Now the news comes that the person who actually read the Miranda warning to Tsarnaev wasn’t even an FBI agent, but a U.S. magistrate judge (magistrate judges are sort of like junior federal judges — they are appointed by the courts to assist them, but they are not real judges, and are subject to revision by real federal judges).

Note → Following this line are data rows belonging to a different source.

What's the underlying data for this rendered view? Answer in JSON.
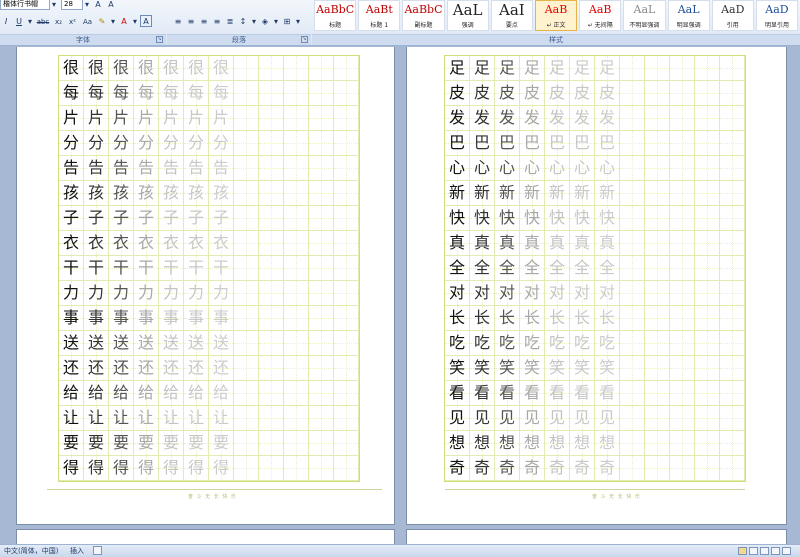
{
  "ribbon": {
    "font_name": "楷体行书帽",
    "font_size": "28",
    "font_group_label": "字体",
    "paragraph_group_label": "段落",
    "styles_group_label": "样式",
    "format_buttons": [
      "I",
      "U",
      "abc",
      "x₂",
      "x²",
      "Aa",
      "A",
      "A"
    ],
    "grow_font": "A",
    "shrink_font": "A",
    "styles": [
      {
        "sample": "AaBbC",
        "name": "标题",
        "color": "#c00000"
      },
      {
        "sample": "AaBt",
        "name": "标题 1",
        "color": "#c00000"
      },
      {
        "sample": "AaBbC",
        "name": "副标题",
        "color": "#c00000"
      },
      {
        "sample": "AaL",
        "name": "强调",
        "color": "#222222"
      },
      {
        "sample": "AaI",
        "name": "要点",
        "color": "#222222"
      },
      {
        "sample": "AaB",
        "name": "↵ 正文",
        "color": "#e60000"
      },
      {
        "sample": "AaB",
        "name": "↵ 无间隔",
        "color": "#e60000"
      },
      {
        "sample": "AaL",
        "name": "不明显强调",
        "color": "#888888"
      },
      {
        "sample": "AaL",
        "name": "明显强调",
        "color": "#1f4e99"
      },
      {
        "sample": "AaD",
        "name": "引用",
        "color": "#333333"
      },
      {
        "sample": "AaD",
        "name": "明显引用",
        "color": "#1f4e99"
      }
    ]
  },
  "pages": [
    {
      "chars": [
        "很",
        "每",
        "片",
        "分",
        "告",
        "孩",
        "子",
        "衣",
        "干",
        "力",
        "事",
        "送",
        "还",
        "给",
        "让",
        "要",
        "得"
      ],
      "footer": "奋 斗 无 长 快 乐"
    },
    {
      "chars": [
        "足",
        "皮",
        "发",
        "巴",
        "心",
        "新",
        "快",
        "真",
        "全",
        "对",
        "长",
        "吃",
        "笑",
        "看",
        "见",
        "想",
        "奇"
      ],
      "footer": "奋 斗 无 长 快 乐"
    }
  ],
  "char_shades": [
    "#111111",
    "#333333",
    "#555555",
    "#a8a8a8",
    "#c4c4c4",
    "#c8c8c8",
    "#cccccc"
  ],
  "status": {
    "language": "中文(简体，中国)",
    "mode": "插入"
  }
}
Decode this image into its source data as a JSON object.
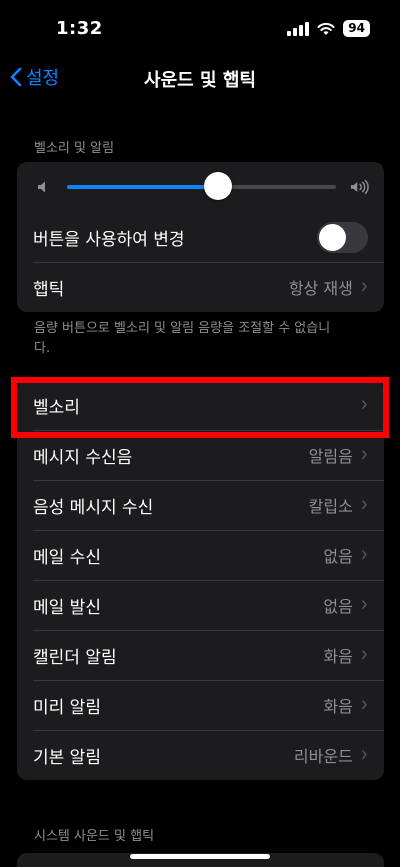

This is an outright violation of the separation of powers. It is not for federal judges, or worse yet their assistants, to rove around looking for criminal cases in which to act as law enforcement agents. The decision whether to read Miranda lies up to the executive branch. The right of the courts to affect the warnings and conditions of interrogation stems only from their control over the criminal trial of the suspect. Miranda itself is only a declaration by the courts that they will exclude from evidence any confessions received without a warning. Under the Constitution, the President is responsible for the enforcement of the laws, not the courts — the courts’ constitutional job is to decide cases and controversies that arise under those laws.